Director: Jon S. Baird.
Cast: Steve Coogan, John C. Reilly, Shirley Henderson, Nina Arianda, Rufus Jones, Danny Huston.
|The horse was eventually sacked by the studio, but Laurel and Hardy continued as a duo.|
Coogan's performance as Laurel is also good (if a little caricaturish at times), and this starring pair goes a long way toward making up for the shortcomings of this dramedy.
After an impressive single-take intro that shows Laurel and Hardy at work in their heyday in 1937, the story skips forward to 1953, where the ageing pair begin a lengthy theatre tour of England and Ireland amid lacklustre promotion from their producer Bernard Delfont (Jones). As the tour progresses and Delfont finally gets some publicity happening, the crowds begin to improve, but the relationship between Laurel and Hardy is on the decline.
For a film about one of the greatest comedy pairings of all time, Stan & Ollie isn't as amusing as you hope it would be. The recreations of some of their best bits is a hoot (their "Double Door" routine is a classic), as are some of Laurel's one-liners, but it's not as funny as you would expect.
The drama element is also a little underdone. Tensions supposedly simmering for many years aren't evident in the way the relationship is predominately portrayed - instead they burst almost out of nowhere in one scene, and the damage is then repaired all too quickly. Thankfully there are other issues to overcome, so the film is never dull, but given that the relationship is the centrepiece of the film, some more ups and downs would have helped.

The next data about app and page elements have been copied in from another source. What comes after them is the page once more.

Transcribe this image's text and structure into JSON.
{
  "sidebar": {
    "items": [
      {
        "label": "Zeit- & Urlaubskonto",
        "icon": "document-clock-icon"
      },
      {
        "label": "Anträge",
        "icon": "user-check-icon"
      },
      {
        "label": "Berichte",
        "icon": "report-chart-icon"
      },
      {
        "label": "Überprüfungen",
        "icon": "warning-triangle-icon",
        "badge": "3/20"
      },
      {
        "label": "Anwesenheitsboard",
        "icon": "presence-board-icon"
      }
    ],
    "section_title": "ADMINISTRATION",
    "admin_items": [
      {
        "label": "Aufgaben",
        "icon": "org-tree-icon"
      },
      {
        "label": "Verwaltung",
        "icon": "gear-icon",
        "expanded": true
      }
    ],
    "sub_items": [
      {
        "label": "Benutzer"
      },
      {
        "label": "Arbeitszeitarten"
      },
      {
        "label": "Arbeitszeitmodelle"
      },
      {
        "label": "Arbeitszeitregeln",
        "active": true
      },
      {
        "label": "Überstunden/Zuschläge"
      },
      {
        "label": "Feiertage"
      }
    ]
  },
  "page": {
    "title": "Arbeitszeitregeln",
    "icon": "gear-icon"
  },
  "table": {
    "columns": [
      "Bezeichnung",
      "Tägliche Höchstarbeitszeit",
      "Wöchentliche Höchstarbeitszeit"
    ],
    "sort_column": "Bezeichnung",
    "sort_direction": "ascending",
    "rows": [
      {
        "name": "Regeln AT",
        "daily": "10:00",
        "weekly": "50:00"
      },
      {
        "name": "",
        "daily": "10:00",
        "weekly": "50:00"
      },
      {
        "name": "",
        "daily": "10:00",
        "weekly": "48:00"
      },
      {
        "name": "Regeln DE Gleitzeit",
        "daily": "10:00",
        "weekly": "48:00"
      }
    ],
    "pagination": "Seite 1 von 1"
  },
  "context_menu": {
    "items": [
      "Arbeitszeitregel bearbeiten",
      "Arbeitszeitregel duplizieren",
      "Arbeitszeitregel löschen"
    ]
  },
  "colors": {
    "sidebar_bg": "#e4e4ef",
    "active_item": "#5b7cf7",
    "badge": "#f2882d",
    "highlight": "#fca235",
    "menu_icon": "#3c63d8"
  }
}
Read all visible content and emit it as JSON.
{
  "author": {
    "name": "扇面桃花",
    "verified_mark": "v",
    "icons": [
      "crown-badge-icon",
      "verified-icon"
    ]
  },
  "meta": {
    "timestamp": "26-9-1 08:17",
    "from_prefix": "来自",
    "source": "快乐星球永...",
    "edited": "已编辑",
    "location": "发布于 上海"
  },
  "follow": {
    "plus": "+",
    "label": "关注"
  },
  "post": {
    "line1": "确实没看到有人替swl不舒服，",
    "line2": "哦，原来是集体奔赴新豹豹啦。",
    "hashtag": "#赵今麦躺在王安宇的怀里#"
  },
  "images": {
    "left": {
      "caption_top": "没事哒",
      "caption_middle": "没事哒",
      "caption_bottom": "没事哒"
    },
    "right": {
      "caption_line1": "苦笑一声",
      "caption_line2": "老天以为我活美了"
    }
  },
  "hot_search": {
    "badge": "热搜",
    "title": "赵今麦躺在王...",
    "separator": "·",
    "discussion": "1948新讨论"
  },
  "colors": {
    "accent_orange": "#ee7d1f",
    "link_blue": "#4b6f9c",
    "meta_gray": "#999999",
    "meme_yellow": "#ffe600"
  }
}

In spite of the slightly undercooked drama and the need of a bit more comedic spice, Stan & Ollie is an enjoyable meal. As mentioned, Reilly's performance is the highlight, and the way he and Coogan work together, particularly in the skit recreations, is a real joy.
The story itself is interesting, and a good vehicle for exploring the nature of Laurel and Hardy's legacy. In many ways, it's a nice tribute to their careers, as well as the obvious fondness they shared for each other.
I wanted to laugh and cry more in this, in part due to the obvious affection the filmmakers, Reilly and Coogan seemingly have for these two giants of comedy - an affection you can't help but share by the time the credits roll. In lieu of these emotional extremities, Stan & Ollie suffices as an okay-enough look into the later lives of two legends.